This year’s event featured the likes designers of Sonia Noel, Heather Jones, Meiling, Claudia Pegus, Robert Young and Sophie Betts. Appropriately styled in a gorgeous Sonia Noel creation I sat in a cozy spot which would allow me a full view of the stage but yet allow me to experience first hand the ‘oooo’s and ahhh’s’ of the audience. Richard Young’s insistence on making the fashion show a truly Caribbean experience was apparent throughout the event. The models were lively and exciting to watch as they strutted to an amazing mix of Caribbean music which had been expertly altered to be more catwalk friendly by local DJ Sir Lancealot. The trunk show which followed the event was, needless to say, a massive hit as the designs were perfect for parading the Pigeon Island National Landmark which is the home of the culmination of the festival which takes place on the weekend.

Pigeon Point, Most commonly known as Pigeon Island is one of the island’s most prominent landmarks, quite arguably, second only to the island’s famed Pitons. Once separated from the main land and now joined by a causeway, it is the setting of the culmination of the Jazz and Arts Festival. The normally peaceful and serene park, usually the location of choice for meditators, nature enthusiast and peace seekers is transformed into a hub of activity. This particular weekend the likes of Tessane Chin, Barrington Levy, Teddyson John and Alison Hinds as well as R and B singer Maxwell, Azonto group P Square and will add to the melodic noise. The Friday night, now dubbed ‘Caribbean Night’ saw a huge crowd. People could not get enough of the island’s own Teddyson John who sang hit after hit of his signature groovy soca repertoire. He was joined on stage by the ‘Queen of Soca’ Alison Hinds who performed a few other old and new favorites. Barrington Levy didn’t fail to impress with his signature sound and striking voice. The crowd sang along to all of his hits including ‘Living Dangerously’ and ‘Work.’ The stage had been warmed up earlier by Alternative Quartet, a string ensemble out of Trinidad and Tobago. The classically trained group never fail to deliver with their classical takes on Caribbean music.
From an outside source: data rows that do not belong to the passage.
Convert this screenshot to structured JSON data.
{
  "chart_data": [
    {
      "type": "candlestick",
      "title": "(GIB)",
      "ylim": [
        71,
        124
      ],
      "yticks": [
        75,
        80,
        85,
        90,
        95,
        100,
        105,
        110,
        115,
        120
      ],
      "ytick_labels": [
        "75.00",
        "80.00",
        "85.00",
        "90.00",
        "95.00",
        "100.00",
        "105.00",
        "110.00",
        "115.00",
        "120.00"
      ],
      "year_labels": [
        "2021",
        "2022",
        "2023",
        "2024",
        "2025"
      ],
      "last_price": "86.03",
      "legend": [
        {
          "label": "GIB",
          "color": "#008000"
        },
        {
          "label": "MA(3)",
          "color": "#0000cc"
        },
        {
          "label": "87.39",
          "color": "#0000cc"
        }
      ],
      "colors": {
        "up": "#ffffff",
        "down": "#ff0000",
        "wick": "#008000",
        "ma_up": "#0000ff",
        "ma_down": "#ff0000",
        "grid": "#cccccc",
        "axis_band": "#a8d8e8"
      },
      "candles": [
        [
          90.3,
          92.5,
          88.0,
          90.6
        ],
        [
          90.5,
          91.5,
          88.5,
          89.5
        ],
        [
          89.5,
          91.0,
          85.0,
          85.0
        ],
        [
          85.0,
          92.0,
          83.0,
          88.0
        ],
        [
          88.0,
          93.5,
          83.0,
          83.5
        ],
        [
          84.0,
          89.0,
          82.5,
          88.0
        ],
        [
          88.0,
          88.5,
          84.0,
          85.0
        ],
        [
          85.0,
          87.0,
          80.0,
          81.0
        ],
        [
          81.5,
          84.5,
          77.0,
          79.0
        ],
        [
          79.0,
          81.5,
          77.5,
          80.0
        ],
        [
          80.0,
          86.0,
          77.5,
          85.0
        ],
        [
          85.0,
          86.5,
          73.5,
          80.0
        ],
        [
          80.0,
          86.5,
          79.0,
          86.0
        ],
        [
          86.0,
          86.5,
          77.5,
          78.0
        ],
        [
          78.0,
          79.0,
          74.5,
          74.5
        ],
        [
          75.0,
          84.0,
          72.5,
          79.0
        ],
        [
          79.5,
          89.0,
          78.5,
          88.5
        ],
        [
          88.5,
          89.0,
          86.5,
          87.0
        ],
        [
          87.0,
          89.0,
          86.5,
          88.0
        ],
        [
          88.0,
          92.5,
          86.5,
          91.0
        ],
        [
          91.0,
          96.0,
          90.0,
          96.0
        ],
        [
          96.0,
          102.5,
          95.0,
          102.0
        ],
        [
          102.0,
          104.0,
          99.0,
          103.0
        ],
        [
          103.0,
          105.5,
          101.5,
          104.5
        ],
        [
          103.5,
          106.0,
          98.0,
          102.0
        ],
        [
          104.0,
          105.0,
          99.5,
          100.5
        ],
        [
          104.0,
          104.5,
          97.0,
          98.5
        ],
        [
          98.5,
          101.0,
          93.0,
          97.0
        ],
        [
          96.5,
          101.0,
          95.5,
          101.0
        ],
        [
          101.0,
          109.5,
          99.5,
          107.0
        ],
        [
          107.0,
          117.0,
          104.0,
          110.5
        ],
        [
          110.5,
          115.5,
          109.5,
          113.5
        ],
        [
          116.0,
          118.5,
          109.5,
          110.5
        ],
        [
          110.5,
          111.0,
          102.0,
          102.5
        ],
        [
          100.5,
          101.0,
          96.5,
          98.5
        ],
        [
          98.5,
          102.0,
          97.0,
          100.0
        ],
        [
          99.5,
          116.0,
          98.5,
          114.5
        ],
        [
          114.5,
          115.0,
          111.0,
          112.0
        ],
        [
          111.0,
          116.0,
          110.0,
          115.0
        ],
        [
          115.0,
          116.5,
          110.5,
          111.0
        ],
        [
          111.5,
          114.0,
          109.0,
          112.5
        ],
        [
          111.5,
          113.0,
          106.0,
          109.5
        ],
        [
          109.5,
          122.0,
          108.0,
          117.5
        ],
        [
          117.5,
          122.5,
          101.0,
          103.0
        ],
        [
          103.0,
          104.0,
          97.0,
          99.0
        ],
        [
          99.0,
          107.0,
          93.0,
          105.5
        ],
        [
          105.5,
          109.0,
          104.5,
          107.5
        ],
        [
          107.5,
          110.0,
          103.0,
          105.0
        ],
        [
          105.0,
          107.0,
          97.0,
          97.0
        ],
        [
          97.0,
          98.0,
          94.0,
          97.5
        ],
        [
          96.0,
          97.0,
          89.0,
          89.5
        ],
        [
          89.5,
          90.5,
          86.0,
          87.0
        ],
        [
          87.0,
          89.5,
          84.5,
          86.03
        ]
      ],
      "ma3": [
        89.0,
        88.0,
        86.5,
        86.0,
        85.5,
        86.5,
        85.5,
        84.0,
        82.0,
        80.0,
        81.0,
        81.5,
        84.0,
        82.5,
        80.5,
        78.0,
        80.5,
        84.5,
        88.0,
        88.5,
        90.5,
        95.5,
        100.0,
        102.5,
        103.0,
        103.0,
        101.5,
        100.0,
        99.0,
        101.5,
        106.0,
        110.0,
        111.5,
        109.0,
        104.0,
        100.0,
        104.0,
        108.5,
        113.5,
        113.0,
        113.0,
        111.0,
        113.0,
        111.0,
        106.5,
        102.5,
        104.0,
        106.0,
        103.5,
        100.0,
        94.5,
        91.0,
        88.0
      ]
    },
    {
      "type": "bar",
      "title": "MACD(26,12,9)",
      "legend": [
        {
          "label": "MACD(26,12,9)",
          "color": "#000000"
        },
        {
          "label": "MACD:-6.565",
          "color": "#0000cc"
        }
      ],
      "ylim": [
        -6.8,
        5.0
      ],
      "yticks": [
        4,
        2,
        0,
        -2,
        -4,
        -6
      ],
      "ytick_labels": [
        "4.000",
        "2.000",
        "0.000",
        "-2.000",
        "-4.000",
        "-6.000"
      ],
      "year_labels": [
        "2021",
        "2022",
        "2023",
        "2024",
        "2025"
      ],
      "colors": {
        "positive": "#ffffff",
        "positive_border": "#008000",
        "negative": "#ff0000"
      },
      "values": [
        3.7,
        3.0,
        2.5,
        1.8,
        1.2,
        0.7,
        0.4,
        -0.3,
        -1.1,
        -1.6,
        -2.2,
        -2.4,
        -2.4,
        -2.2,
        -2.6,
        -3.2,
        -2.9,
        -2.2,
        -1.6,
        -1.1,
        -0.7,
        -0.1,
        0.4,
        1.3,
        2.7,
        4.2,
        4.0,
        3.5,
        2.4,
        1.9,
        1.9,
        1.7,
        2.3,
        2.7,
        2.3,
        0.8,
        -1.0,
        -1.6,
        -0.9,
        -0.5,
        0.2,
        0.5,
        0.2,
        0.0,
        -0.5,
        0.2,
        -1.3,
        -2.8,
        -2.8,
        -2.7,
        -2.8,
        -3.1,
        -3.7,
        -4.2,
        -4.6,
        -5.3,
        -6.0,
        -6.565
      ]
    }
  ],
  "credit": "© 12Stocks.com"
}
Barely recovered from the previous night’s debauchery (with a very overworked liver) I find myself back on ‘the island’ to witness my first ever azonto performance. This genre of music native to Africa exploded on the scene when a few mainstream artistes introduced us to the infectious beats and entertaining dance routines. The duo P Square is all set to perform their hits. They try to perform over the crowd which is singing their songs ‘Personally’ and ‘Alingo” word for word. Elvis Crespo has just created a tropical feel with his fast paced infectious salsa and meringue and entertaining maneuvers on stage.

I feel like I’m being transported around the world on a cultural magic carpet. I can hardly believe that my two weeks of ecstasy will be over by tomorrow…

(First Published @ Dave’s Travel Corner – January 2017)